One major reason you need to brand yourself is to help grow your business. If your business is not well known, if it’s not a household name, it doesn’t mean a whole lot to introduce yourself as the CEO of XYZ Corp.
One of the greatest ways to get in front of new clients and introduce them to you and your business is through speaking events and live workshops or presentations, but your 5 years as CEO of XYZ Corp might not be enough to get you in the door.
However, if you position yourself as, say, a talented WordPress developer, designer, and writer who has been in the WordPress world since day one and who has worked in web design and development for 20 years (and who also happens to be the founder and CEO of XYZ Corp), then you might be more likely to secure these gigs.
Having a personal brand matters, too, when large potential clients are researching you, and the way you brand yourself can play a large role in closing a sale. They don’t care that you’re just the CEO of XYZ Corp, which they may or may not know very well, but they care more that you, personally, know what you’re doing, have experience, and can handle the project for them, whatever it happens to be.
The same is true in the B2C arena. As a business grows and begins to make strategic partnerships, along with larger and larger deals with larger and larger clients, they will naturally look to the CEO and ask “Can this person handle what we’re needing? Who are they? What is their background?” You need to have an answer to that question.
You need a personal brand because you may not always be running this business
If there’s anything true in life, it’s this — things always change. I’m not in any way implying that your business is going to fail; there are many other reasons that someone would stop running a business.
For instance, you might sell off your business and start consulting. You might turn over your business to a partner, a spouse, a board of directors, or a former employee and start a new business. You might take a much smaller role for a period of time — you never know how it might go down.
But, through all of that, the business brand that you’re associated with is going to change, sometimes markedly. Businesses do fail, but plenty of wildly successful titans of industry have struggled through the failure of a business (or two, or three) only to come out stronger than ever before.
While their fortunes and their personal brands were tied to the companies that failed, that was momentary, and they went on to show that they were not their company (and their company was not them).

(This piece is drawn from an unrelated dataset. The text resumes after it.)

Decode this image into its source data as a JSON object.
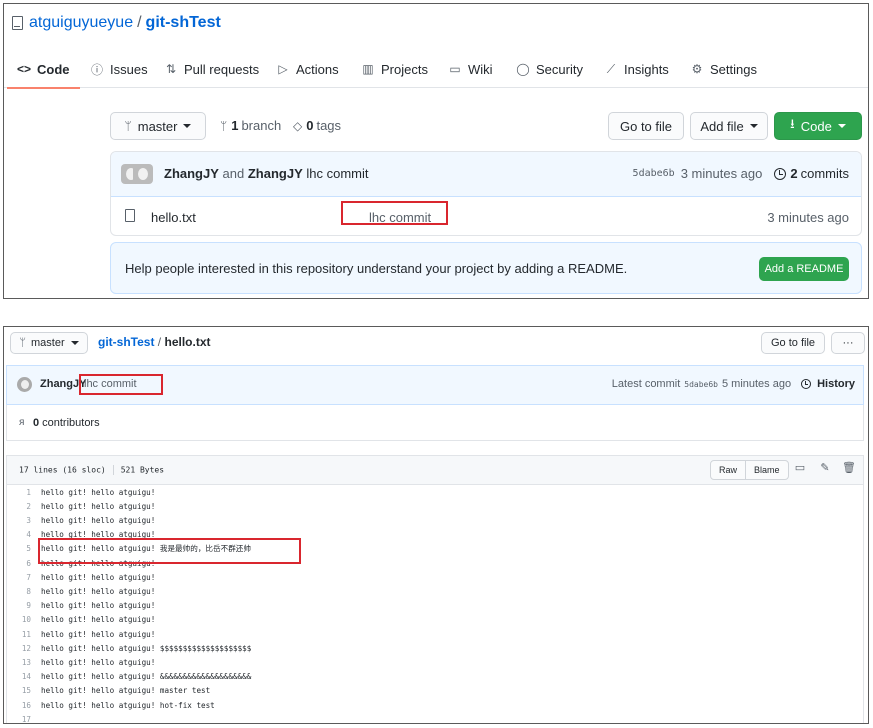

These reasons and more are why it’s so critical for you, as a business owner, to brand yourself — your business and your employment status may change drastically over time, but you will change a lot less.
Setting aside the business you’ve built and its success or failure, people are interested in your skills, and those skills need to be articulated clearly and effectively to potential business partners, investors, and clients, regardless of your current standing as president or CEO.

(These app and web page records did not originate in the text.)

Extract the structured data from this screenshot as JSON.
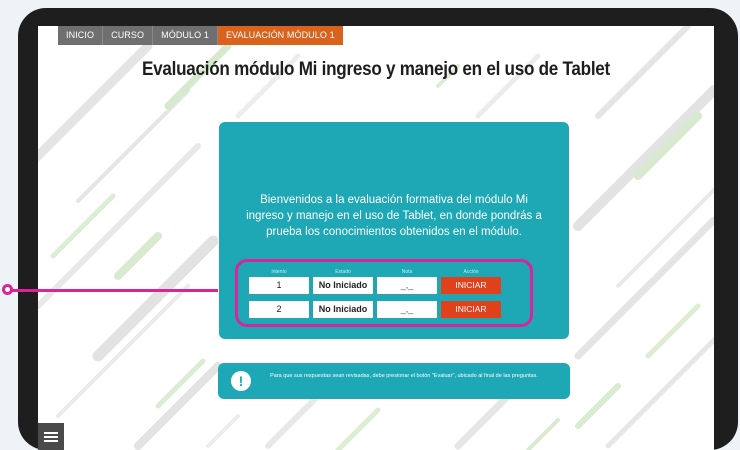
{
  "breadcrumb": [
    "INICIO",
    "CURSO",
    "MÓDULO 1",
    "EVALUACIÓN MÓDULO 1"
  ],
  "page_title": "Evaluación módulo Mi ingreso y manejo en el uso de Tablet",
  "welcome_text": "Bienvenidos a la evaluación formativa del módulo Mi ingreso y manejo en el uso de Tablet, en donde pondrás a prueba los conocimientos obtenidos en el módulo.",
  "columns": [
    "Intento",
    "Estado",
    "Nota",
    "Acción"
  ],
  "attempts": [
    {
      "intento": "1",
      "estado": "No Iniciado",
      "nota": "_,_",
      "accion": "INICIAR"
    },
    {
      "intento": "2",
      "estado": "No Iniciado",
      "nota": "_,_",
      "accion": "INICIAR"
    }
  ],
  "info_text": "Para que sus respuestas sean revisadas, debe presionar el botón \"Evaluar\", ubicado al final de las preguntas.",
  "icons": {
    "alert": "exclamation-icon",
    "menu": "menu-icon",
    "back": "back-arrow-icon"
  },
  "colors": {
    "teal": "#1ea7b5",
    "orange_tab": "#d9621c",
    "start_button": "#e0411b",
    "highlight": "#d9249a",
    "tablet_frame": "#1e1e1e"
  }
}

Consider a professional branding service — and brand yourself as a consummate professional
To brand yourself effectively, you have to do the same things you would do for a business brand. You need a logo, a color scheme, a website, professional social media profiles — the collateral that outwardly displays a brand. You’ll also need a tagline, some content that describes who you are and what you do.
Depending on your business and what you want to do with that in the future, you may need to remove certain pieces of collateral, like the website, or keep content light and supportive of your company and current role, or even just focus exclusively on the design portion of your personal brand and a simple tagline.
If you’re not sure exactly how to position yourself, if it’s hard for you to separate yourself from your business, a brand persona template may be just what you need to get started, to dig into your personality and pull out who you are, what you stand for, and how that translates into the personal brand that you present to the world.
This article was written by Adam Fout from Business2Community and was legally licensed through the NewsCred publisher network.The views expressed in this article do not necessarily reflect those of Twitter or its affiliates.